* [Task statement] Only the number is wanted: how many lines in the data contain "host"?

* [Exercise data]
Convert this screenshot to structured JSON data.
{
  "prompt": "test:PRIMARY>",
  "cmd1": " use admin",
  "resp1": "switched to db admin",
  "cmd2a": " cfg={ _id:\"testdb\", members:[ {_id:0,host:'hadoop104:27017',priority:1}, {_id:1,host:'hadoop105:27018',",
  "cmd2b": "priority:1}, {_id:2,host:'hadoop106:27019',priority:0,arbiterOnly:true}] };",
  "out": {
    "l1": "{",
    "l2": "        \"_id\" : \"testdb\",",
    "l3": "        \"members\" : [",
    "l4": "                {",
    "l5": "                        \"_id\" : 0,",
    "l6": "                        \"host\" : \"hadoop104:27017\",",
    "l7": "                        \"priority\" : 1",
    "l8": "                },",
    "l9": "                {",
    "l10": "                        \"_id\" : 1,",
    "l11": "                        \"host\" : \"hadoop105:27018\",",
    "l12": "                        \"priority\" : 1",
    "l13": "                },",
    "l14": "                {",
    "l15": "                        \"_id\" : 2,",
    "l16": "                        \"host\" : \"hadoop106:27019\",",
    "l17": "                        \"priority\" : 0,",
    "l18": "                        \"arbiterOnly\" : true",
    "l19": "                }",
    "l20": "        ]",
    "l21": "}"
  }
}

* [Reply to the task] 5